Decker took a break in 1986 after becoming a mother, but she would similarly suffer on and off the track from this point on. Injuries dogged her career, even in her heyday, and this situation did not improve as the years progressed, her Achilles tendon a particular weakness. The Olympic dream continued to live on, yet sickness prior to the 1988 games hardly helped Decker's preparations, and before too long, age began to catch up with her.

And the angst simply continues for the duo. Keiderling reveals the ludicrous circumstances behind Budd's ban from athletics in 1988 ("guilty until proven innocent she has always been," stated the Atlanta Constitution's Ed Hinton at the time); how Decker, so vocal in her stance against drug use, tried to clear her name after she was banned due to her urine sample taken at the 1996 US Olympic trials containing high levels of testosterone; how an African tick dented Budd's hopes at the 1992 Olympics, as she ran for her nation of birth.
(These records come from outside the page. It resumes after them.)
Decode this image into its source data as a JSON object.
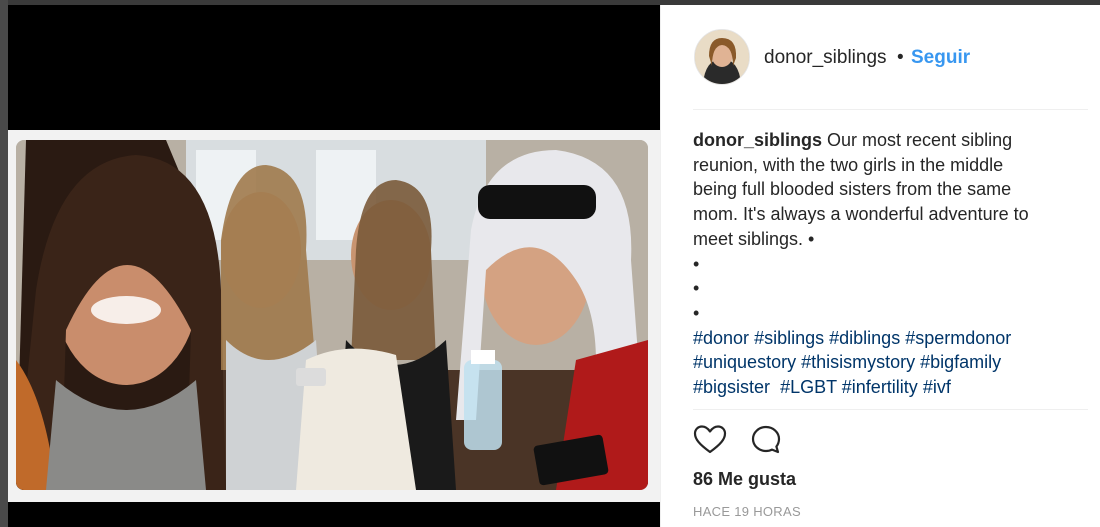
{
  "post": {
    "username": "donor_siblings",
    "separator": "•",
    "follow_label": "Seguir",
    "avatar_icon": "profile-avatar",
    "photo_icon": "group-selfie-photo",
    "caption": {
      "username": "donor_siblings",
      "lines": [
        "Our most recent sibling",
        "reunion, with the two girls in the middle",
        "being full blooded sisters from the same",
        "mom. It's always a wonderful adventure to",
        "meet siblings. •",
        "•",
        "•",
        "•"
      ],
      "hashtags": [
        [
          "#donor",
          "#siblings",
          "#diblings",
          "#spermdonor"
        ],
        [
          "#uniquestory",
          "#thisismystory",
          "#bigfamily"
        ],
        [
          "#bigsister",
          "#LGBT",
          "#infertility",
          "#ivf"
        ]
      ]
    },
    "actions": {
      "like_icon": "heart-icon",
      "comment_icon": "comment-icon"
    },
    "likes": "86 Me gusta",
    "timestamp": "HACE 19 HORAS"
  },
  "colors": {
    "accent": "#3897f0",
    "hashtag": "#003569",
    "text": "#262626",
    "muted": "#999999"
  }
}
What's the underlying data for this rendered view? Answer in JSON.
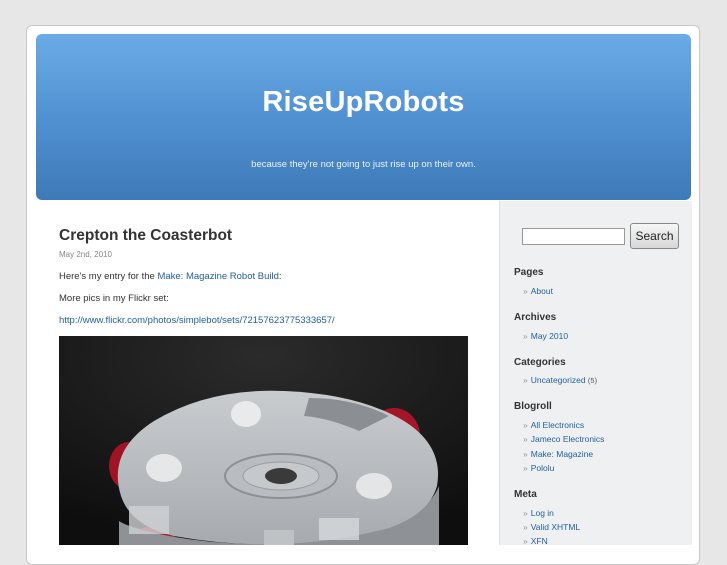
{
  "blog": {
    "title": "RiseUpRobots",
    "tagline": "because they're not going to just rise up on their own."
  },
  "post": {
    "title": "Crepton the Coasterbot",
    "date": "May 2nd, 2010",
    "entry_text": "Here's my entry for the ",
    "entry_link": "Make: Magazine Robot Build",
    "entry_suffix": ":",
    "more_pics": "More pics in my Flickr set:",
    "flickr_url": "http://www.flickr.com/photos/simplebot/sets/72157623775333657/"
  },
  "search": {
    "button_label": "Search",
    "value": ""
  },
  "sidebar": {
    "pages": {
      "heading": "Pages",
      "items": [
        "About"
      ]
    },
    "archives": {
      "heading": "Archives",
      "items": [
        "May 2010"
      ]
    },
    "categories": {
      "heading": "Categories",
      "items": [
        {
          "label": "Uncategorized",
          "count": "(5)"
        }
      ]
    },
    "blogroll": {
      "heading": "Blogroll",
      "items": [
        "All Electronics",
        "Jameco Electronics",
        "Make: Magazine",
        "Pololu"
      ]
    },
    "meta": {
      "heading": "Meta",
      "items": [
        "Log in",
        "Valid XHTML",
        "XFN"
      ]
    },
    "bullet": "»"
  },
  "colors": {
    "header_top": "#6aabe6",
    "header_bottom": "#3e79b8",
    "link": "#2361a1",
    "sidebar_bg": "#eef0f2"
  }
}
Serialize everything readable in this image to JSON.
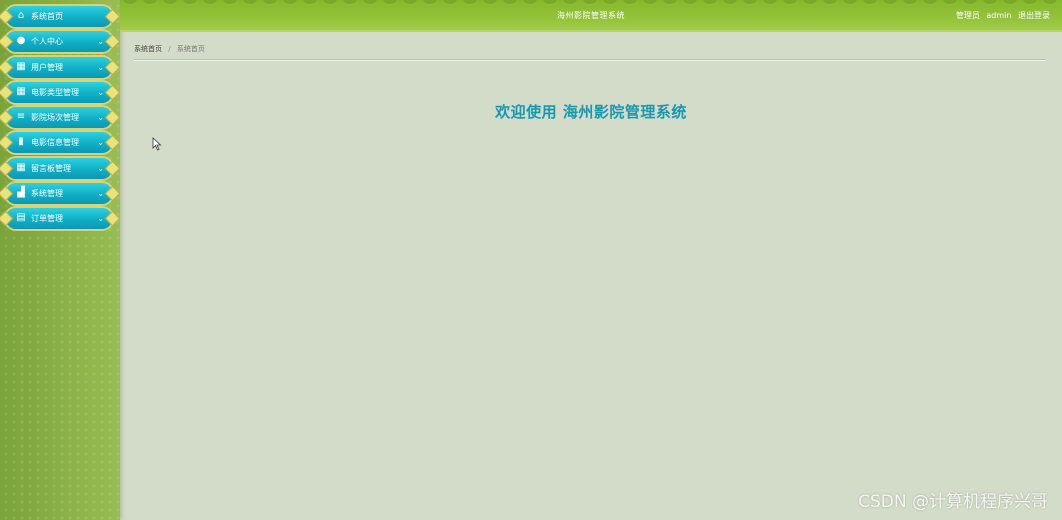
{
  "header": {
    "title": "海州影院管理系统",
    "role_label": "管理员",
    "username": "admin",
    "logout_label": "退出登录"
  },
  "sidebar": {
    "items": [
      {
        "label": "系统首页",
        "icon": "home-icon"
      },
      {
        "label": "个人中心",
        "icon": "user-icon"
      },
      {
        "label": "用户管理",
        "icon": "grid-icon"
      },
      {
        "label": "电影类型管理",
        "icon": "grid-icon"
      },
      {
        "label": "影院场次管理",
        "icon": "sliders-icon"
      },
      {
        "label": "电影信息管理",
        "icon": "film-icon"
      },
      {
        "label": "留言板管理",
        "icon": "grid-icon"
      },
      {
        "label": "系统管理",
        "icon": "chart-icon"
      },
      {
        "label": "订单管理",
        "icon": "clipboard-icon"
      }
    ]
  },
  "breadcrumb": {
    "root": "系统首页",
    "separator": "/",
    "current": "系统首页"
  },
  "main": {
    "welcome": "欢迎使用 海州影院管理系统"
  },
  "watermark": "CSDN @计算机程序兴哥",
  "colors": {
    "topbar": "#96c43d",
    "sidebar": "#8fb54d",
    "menu_item": "#10aec6",
    "welcome_text": "#1798b1",
    "background": "#d3dcc9"
  }
}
Throughout the book there are so many nuggets of information that I never knew about, and as someone who loves to learn new things regarding sport in the 1980s, Keiderling's book is a gem. For example, finding out that Budd had a poster of Decker on her bedroom wall, and that she immediately pulled it down after Los Angeles, was fascinating, and the story of Decker's tantrum after Bob Hickey and another runner jokingly jostled her in a training run was an eye opener ("You don't run in front of Mary," said coach Don DeNoon. "She always has to be in front"). The interview featuring the pair on Jana Wendt's show in Australia in 1992 is also something that had passed me by.

There is a film on the Decker-Budd clash called The Fall, which will be shown on Sky Atlantic on July 29. I sincerely hope it is as good as Kyle Keiderling's book on the subject. A brilliantly researched, easy to read book, on a memorable sporting moment of the 1980s. Keiderling not only covers LA 1984, he writes a mini-autobiography on two fascinating and misunderstood characters, making this book a must-read for any sports fan. The lives and careers of Decker and Budd provide Keiderling with plenty of material, and he makes full use of this in a fantastic publication.
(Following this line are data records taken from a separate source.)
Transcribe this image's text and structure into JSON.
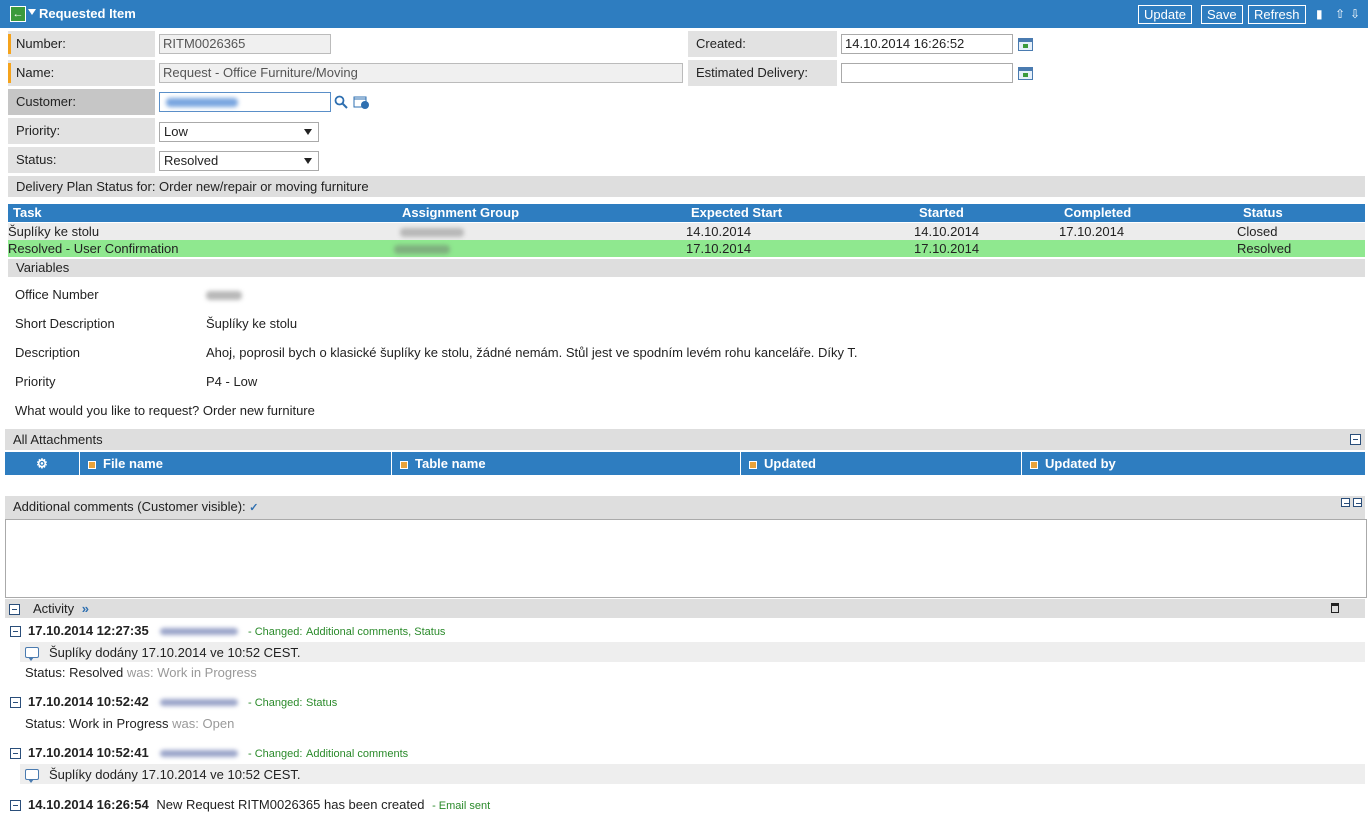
{
  "header": {
    "title": "Requested Item",
    "buttons": {
      "update": "Update",
      "save": "Save",
      "refresh": "Refresh"
    }
  },
  "form": {
    "number": {
      "label": "Number:",
      "value": "RITM0026365"
    },
    "name": {
      "label": "Name:",
      "value": "Request - Office Furniture/Moving"
    },
    "customer": {
      "label": "Customer:"
    },
    "priority": {
      "label": "Priority:",
      "value": "Low"
    },
    "status": {
      "label": "Status:",
      "value": "Resolved"
    },
    "created": {
      "label": "Created:",
      "value": "14.10.2014 16:26:52"
    },
    "estimated_delivery": {
      "label": "Estimated Delivery:",
      "value": ""
    }
  },
  "delivery_plan": {
    "title": "Delivery Plan Status for: Order new/repair or moving furniture",
    "columns": [
      "Task",
      "Assignment Group",
      "Expected Start",
      "Started",
      "Completed",
      "Status"
    ],
    "rows": [
      {
        "task": "Šuplíky ke stolu",
        "expected_start": "14.10.2014",
        "started": "14.10.2014",
        "completed": "17.10.2014",
        "status": "Closed"
      },
      {
        "task": "Resolved - User Confirmation",
        "expected_start": "17.10.2014",
        "started": "17.10.2014",
        "completed": "",
        "status": "Resolved"
      }
    ]
  },
  "variables": {
    "title": "Variables",
    "items": [
      {
        "label": "Office Number",
        "value": ""
      },
      {
        "label": "Short Description",
        "value": "Šuplíky ke stolu"
      },
      {
        "label": "Description",
        "value": "Ahoj, poprosil bych o klasické šuplíky ke stolu, žádné nemám. Stůl jest ve spodním levém rohu kanceláře. Díky T."
      },
      {
        "label": "Priority",
        "value": "P4 - Low"
      }
    ],
    "question": "What would you like to request? Order new furniture"
  },
  "attachments": {
    "title": "All Attachments",
    "columns": [
      "File name",
      "Table name",
      "Updated",
      "Updated by"
    ]
  },
  "comments": {
    "label": "Additional comments (Customer visible):",
    "value": ""
  },
  "activity": {
    "label": "Activity",
    "entries": [
      {
        "time": "17.10.2014 12:27:35",
        "changed": "- Changed:",
        "fields": "Additional comments, Status",
        "comment": "Šuplíky dodány 17.10.2014 ve 10:52 CEST.",
        "status_line": "Status: Resolved",
        "was": "was: Work in Progress"
      },
      {
        "time": "17.10.2014 10:52:42",
        "changed": "- Changed:",
        "fields": "Status",
        "status_line": "Status: Work in Progress",
        "was": "was: Open"
      },
      {
        "time": "17.10.2014 10:52:41",
        "changed": "- Changed:",
        "fields": "Additional comments",
        "comment": "Šuplíky dodány 17.10.2014 ve 10:52 CEST."
      },
      {
        "time": "14.10.2014 16:26:54",
        "text": "New Request RITM0026365 has been created",
        "note": "- Email sent"
      }
    ]
  },
  "colors": {
    "header": "#2e7dc0",
    "resolved_row": "#8fe88f",
    "mandatory": "#f5a31c",
    "changed_text": "#2a8a2a"
  }
}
  1. I hope Wendy Sly who ran brilliantly to get a silver medal gets a decent mention. It's also been mentioned on other blogs that not everyone thinks Decker would have won had the clash not happened. Personally I had a strong antipathy for Decker after 1984, but she was unlucky when it came to the Olympics.
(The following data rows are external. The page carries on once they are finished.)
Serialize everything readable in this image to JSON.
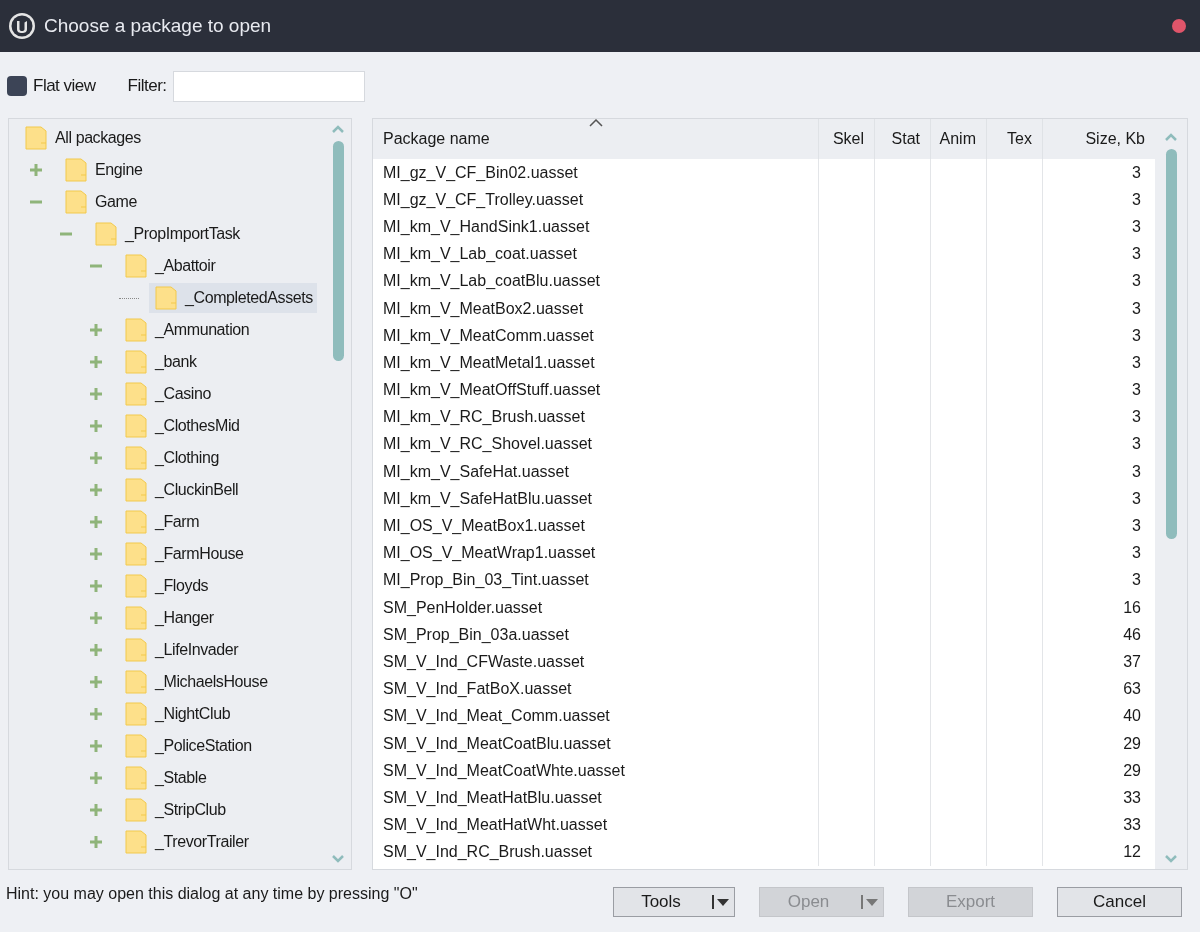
{
  "window": {
    "title": "Choose a package to open"
  },
  "toolbar": {
    "flat_view": {
      "label": "Flat view",
      "checked": false
    },
    "filter": {
      "label": "Filter:"
    }
  },
  "tree": [
    {
      "label": "All packages",
      "selected": false,
      "children": [
        {
          "label": "Engine",
          "selected": false,
          "expanded": false
        },
        {
          "label": "Game",
          "selected": false,
          "expanded": true,
          "children": [
            {
              "label": "_PropImportTask",
              "selected": false,
              "expanded": true,
              "children": [
                {
                  "label": "_Abattoir",
                  "selected": false,
                  "expanded": true,
                  "children": [
                    {
                      "label": "_CompletedAssets",
                      "selected": true
                    }
                  ]
                },
                {
                  "label": "_Ammunation",
                  "selected": false,
                  "expanded": false
                },
                {
                  "label": "_bank",
                  "selected": false,
                  "expanded": false
                },
                {
                  "label": "_Casino",
                  "selected": false,
                  "expanded": false
                },
                {
                  "label": "_ClothesMid",
                  "selected": false,
                  "expanded": false
                },
                {
                  "label": "_Clothing",
                  "selected": false,
                  "expanded": false
                },
                {
                  "label": "_CluckinBell",
                  "selected": false,
                  "expanded": false
                },
                {
                  "label": "_Farm",
                  "selected": false,
                  "expanded": false
                },
                {
                  "label": "_FarmHouse",
                  "selected": false,
                  "expanded": false
                },
                {
                  "label": "_Floyds",
                  "selected": false,
                  "expanded": false
                },
                {
                  "label": "_Hanger",
                  "selected": false,
                  "expanded": false
                },
                {
                  "label": "_LifeInvader",
                  "selected": false,
                  "expanded": false
                },
                {
                  "label": "_MichaelsHouse",
                  "selected": false,
                  "expanded": false
                },
                {
                  "label": "_NightClub",
                  "selected": false,
                  "expanded": false
                },
                {
                  "label": "_PoliceStation",
                  "selected": false,
                  "expanded": false
                },
                {
                  "label": "_Stable",
                  "selected": false,
                  "expanded": false
                },
                {
                  "label": "_StripClub",
                  "selected": false,
                  "expanded": false
                },
                {
                  "label": "_TrevorTrailer",
                  "selected": false,
                  "expanded": false
                }
              ]
            }
          ]
        }
      ]
    }
  ],
  "table": {
    "columns": [
      "Package name",
      "Skel",
      "Stat",
      "Anim",
      "Tex",
      "Size, Kb"
    ],
    "rows": [
      {
        "name": "MI_gz_V_CF_Bin02.uasset",
        "size": "3"
      },
      {
        "name": "MI_gz_V_CF_Trolley.uasset",
        "size": "3"
      },
      {
        "name": "MI_km_V_HandSink1.uasset",
        "size": "3"
      },
      {
        "name": "MI_km_V_Lab_coat.uasset",
        "size": "3"
      },
      {
        "name": "MI_km_V_Lab_coatBlu.uasset",
        "size": "3"
      },
      {
        "name": "MI_km_V_MeatBox2.uasset",
        "size": "3"
      },
      {
        "name": "MI_km_V_MeatComm.uasset",
        "size": "3"
      },
      {
        "name": "MI_km_V_MeatMetal1.uasset",
        "size": "3"
      },
      {
        "name": "MI_km_V_MeatOffStuff.uasset",
        "size": "3"
      },
      {
        "name": "MI_km_V_RC_Brush.uasset",
        "size": "3"
      },
      {
        "name": "MI_km_V_RC_Shovel.uasset",
        "size": "3"
      },
      {
        "name": "MI_km_V_SafeHat.uasset",
        "size": "3"
      },
      {
        "name": "MI_km_V_SafeHatBlu.uasset",
        "size": "3"
      },
      {
        "name": "MI_OS_V_MeatBox1.uasset",
        "size": "3"
      },
      {
        "name": "MI_OS_V_MeatWrap1.uasset",
        "size": "3"
      },
      {
        "name": "MI_Prop_Bin_03_Tint.uasset",
        "size": "3"
      },
      {
        "name": "SM_PenHolder.uasset",
        "size": "16"
      },
      {
        "name": "SM_Prop_Bin_03a.uasset",
        "size": "46"
      },
      {
        "name": "SM_V_Ind_CFWaste.uasset",
        "size": "37"
      },
      {
        "name": "SM_V_Ind_FatBoX.uasset",
        "size": "63"
      },
      {
        "name": "SM_V_Ind_Meat_Comm.uasset",
        "size": "40"
      },
      {
        "name": "SM_V_Ind_MeatCoatBlu.uasset",
        "size": "29"
      },
      {
        "name": "SM_V_Ind_MeatCoatWhte.uasset",
        "size": "29"
      },
      {
        "name": "SM_V_Ind_MeatHatBlu.uasset",
        "size": "33"
      },
      {
        "name": "SM_V_Ind_MeatHatWht.uasset",
        "size": "33"
      },
      {
        "name": "SM_V_Ind_RC_Brush.uasset",
        "size": "12"
      }
    ]
  },
  "hint": "Hint: you may open this dialog at any time by pressing \"O\"",
  "buttons": [
    {
      "label": "Tools",
      "disabled": false,
      "dropdown": true
    },
    {
      "label": "Open",
      "disabled": true,
      "dropdown": true
    },
    {
      "label": "Export",
      "disabled": true,
      "dropdown": false
    },
    {
      "label": "Cancel",
      "disabled": false,
      "dropdown": false
    }
  ]
}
  2. Wendy, and all the other women in the race are profiled in the book. I felt that they deserved it after having been all but ignored by the media enthralled by the Decker-Budd duel they had created.